Exercise details: Whenever a line of the listing contains the string "name", return that line.

Exercise materials:
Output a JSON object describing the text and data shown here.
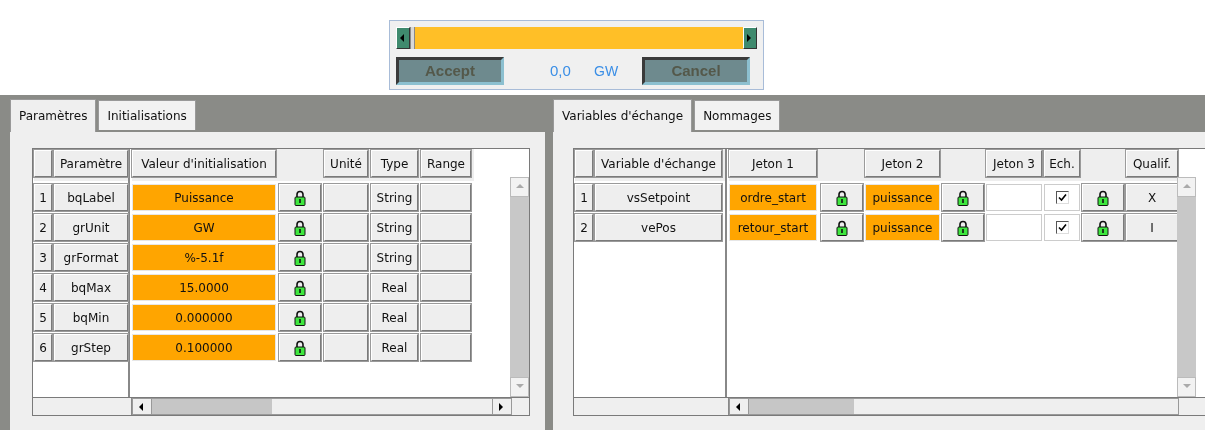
{
  "dialog": {
    "slider": {
      "level": 0
    },
    "value": "0,0",
    "unit": "GW",
    "buttons": [
      {
        "label": "Accept",
        "disabled": true
      },
      {
        "label": "Cancel",
        "disabled": true
      }
    ]
  },
  "left_panel": {
    "tabs": [
      {
        "label": "Paramètres",
        "selected": true
      },
      {
        "label": "Initialisations",
        "selected": false
      }
    ],
    "columns": {
      "name": "Paramètre",
      "value": "Valeur d'initialisation",
      "unit": "Unité",
      "type": "Type",
      "range": "Range"
    },
    "rows": [
      {
        "index": "1",
        "name": "bqLabel",
        "value": "Puissance",
        "locked": true,
        "type": "String"
      },
      {
        "index": "2",
        "name": "grUnit",
        "value": "GW",
        "locked": true,
        "type": "String"
      },
      {
        "index": "3",
        "name": "grFormat",
        "value": "%-5.1f",
        "locked": true,
        "type": "String"
      },
      {
        "index": "4",
        "name": "bqMax",
        "value": "15.0000",
        "locked": true,
        "type": "Real"
      },
      {
        "index": "5",
        "name": "bqMin",
        "value": "0.000000",
        "locked": true,
        "type": "Real"
      },
      {
        "index": "6",
        "name": "grStep",
        "value": "0.100000",
        "locked": true,
        "type": "Real"
      }
    ]
  },
  "right_panel": {
    "tabs": [
      {
        "label": "Variables d'échange",
        "selected": true
      },
      {
        "label": "Nommages",
        "selected": false
      }
    ],
    "columns": {
      "variable": "Variable d'échange",
      "jeton_1": "Jeton 1",
      "jeton_2": "Jeton 2",
      "jeton_3": "Jeton 3",
      "ech": "Ech.",
      "qualif": "Qualif."
    },
    "rows": [
      {
        "index": "1",
        "variable": "vsSetpoint",
        "jeton_1": "ordre_start",
        "jeton_1_locked": true,
        "jeton_2": "puissance",
        "jeton_2_locked": true,
        "ech_checked": true,
        "ech_locked": true,
        "qualif": "X"
      },
      {
        "index": "2",
        "variable": "vePos",
        "jeton_1": "retour_start",
        "jeton_1_locked": true,
        "jeton_2": "puissance",
        "jeton_2_locked": true,
        "ech_checked": true,
        "ech_locked": true,
        "qualif": "I"
      }
    ]
  }
}
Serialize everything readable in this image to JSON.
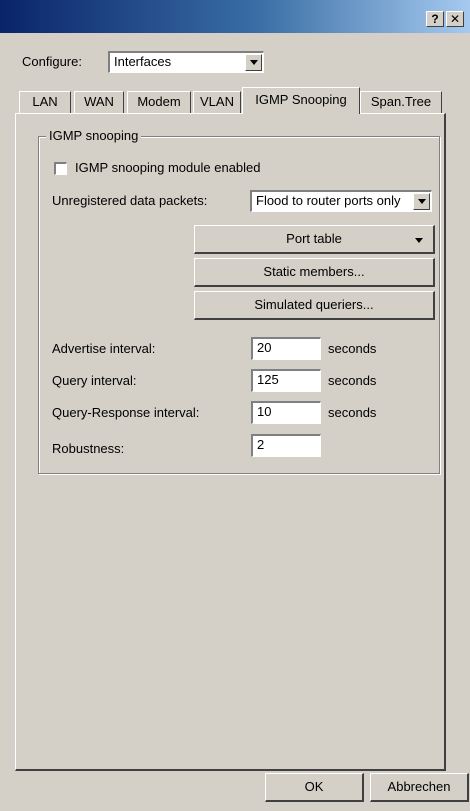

Written solution:
      "name": "Paramètre",
        "name": "bqLabel",
        "name": "grUnit",
        "name": "grFormat",
        "name": "bqMax",
        "name": "bqMin",
        "name": "grStep",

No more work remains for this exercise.